LONDON — London and Brussels are embroiled in a new Brexit row over up to €300 million in U.K. contributions to the EUs emergency coronavirus fund.
British officials have questioned the size of the U.K.s contribution to the €3 billion “Emergency Support Instrument,” set up to help member countries respond to the pandemic. They argue that, under the terms of last years Withdrawal Agreement, the U.K. should not be liable to pay for major changes to the EU budget introduced after Brexit took place.
Under the terms of the transition period, the U.K. — while not having a say in EU decision-making — must continue to pay into the budget for 2020, and also retains the benefits of EU membership.

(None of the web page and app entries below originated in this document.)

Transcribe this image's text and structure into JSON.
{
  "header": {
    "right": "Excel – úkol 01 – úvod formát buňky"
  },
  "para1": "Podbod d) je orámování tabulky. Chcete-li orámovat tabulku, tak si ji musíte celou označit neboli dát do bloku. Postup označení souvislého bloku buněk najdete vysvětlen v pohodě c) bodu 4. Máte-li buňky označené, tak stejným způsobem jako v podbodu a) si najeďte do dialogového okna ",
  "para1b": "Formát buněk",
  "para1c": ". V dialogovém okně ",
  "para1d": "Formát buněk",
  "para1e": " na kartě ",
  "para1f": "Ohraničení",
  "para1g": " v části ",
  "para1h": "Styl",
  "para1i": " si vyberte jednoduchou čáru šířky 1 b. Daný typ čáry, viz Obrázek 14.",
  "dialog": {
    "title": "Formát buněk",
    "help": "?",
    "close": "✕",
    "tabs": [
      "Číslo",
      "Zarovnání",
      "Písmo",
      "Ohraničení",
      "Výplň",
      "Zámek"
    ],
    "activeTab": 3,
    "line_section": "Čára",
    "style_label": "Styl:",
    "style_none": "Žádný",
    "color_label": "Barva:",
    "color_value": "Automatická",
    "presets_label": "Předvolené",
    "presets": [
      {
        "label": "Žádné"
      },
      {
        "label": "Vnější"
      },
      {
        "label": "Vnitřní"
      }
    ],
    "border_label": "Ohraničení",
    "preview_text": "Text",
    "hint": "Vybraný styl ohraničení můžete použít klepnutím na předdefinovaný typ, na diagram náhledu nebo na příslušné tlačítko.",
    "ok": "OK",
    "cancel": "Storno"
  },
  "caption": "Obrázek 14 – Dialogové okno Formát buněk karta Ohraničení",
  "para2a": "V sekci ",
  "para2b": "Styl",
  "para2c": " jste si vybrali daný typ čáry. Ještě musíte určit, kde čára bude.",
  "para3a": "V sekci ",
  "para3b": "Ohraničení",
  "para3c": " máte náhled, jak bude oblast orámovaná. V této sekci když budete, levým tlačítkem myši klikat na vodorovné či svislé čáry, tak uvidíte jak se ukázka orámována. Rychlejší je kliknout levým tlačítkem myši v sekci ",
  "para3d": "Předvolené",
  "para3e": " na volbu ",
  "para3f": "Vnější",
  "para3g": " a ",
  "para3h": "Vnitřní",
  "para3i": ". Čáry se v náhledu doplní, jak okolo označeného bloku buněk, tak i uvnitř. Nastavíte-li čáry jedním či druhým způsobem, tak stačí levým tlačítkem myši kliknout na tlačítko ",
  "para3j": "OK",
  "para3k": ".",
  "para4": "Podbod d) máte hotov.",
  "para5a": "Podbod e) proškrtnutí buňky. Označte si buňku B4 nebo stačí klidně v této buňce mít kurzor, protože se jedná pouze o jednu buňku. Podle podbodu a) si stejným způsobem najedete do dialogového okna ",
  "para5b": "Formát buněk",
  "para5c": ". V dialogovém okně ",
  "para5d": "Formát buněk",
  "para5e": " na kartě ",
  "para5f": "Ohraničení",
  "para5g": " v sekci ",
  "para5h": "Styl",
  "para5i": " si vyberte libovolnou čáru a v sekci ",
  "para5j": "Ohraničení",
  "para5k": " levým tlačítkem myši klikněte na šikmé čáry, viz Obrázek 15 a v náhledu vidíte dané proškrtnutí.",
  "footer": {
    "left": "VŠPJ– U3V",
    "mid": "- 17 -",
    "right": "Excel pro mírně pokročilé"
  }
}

However, British officials argue that around two-thirds of what the EU is asking the U.K. to pay into the COVID-19 fund falls outside the scope of what was agreed in the Brexit deal.
Officials raised the issue at last months meeting of the Specialised Committee on Financial Provisions — one of the joint U.K.-EU committees tasked with implementing the terms of Brexit deal.
The sum under dispute is hard to calculate precisely, as it is made up of several funding commitments, but amounts to between €200 million and €300 million, U.K. officials estimate.
The British position is that the U.K. should not be liable to pay any commitments that stem from post-Brexit changes to the EUs Multiannual Financial Framework (MFF) regulations — and nor should it benefit from such funding. About a third of the U.K.s overall commitment to the coronavirus fund is not under dispute, because British officials consider that it comes under previously agreed “flexibilities” in the MFF regulations.
A spokesperson for the U.K. Treasury said, “The U.K. is supporting the EUs efforts to tackle coronavirus, and well meet our obligations through the Financial Settlement. But we do not intend to go beyond what we have agreed in the Withdrawal Agreement, because we have now left the EU.”
However, a European Commission official said the U.K. remains “fully liable to contribute to — and fully eligible to benefit from — the Emergency Support Instrument.”
“This topic was discussed in the recent Specialised Committee on Financial Provisions to better clariRead More – Source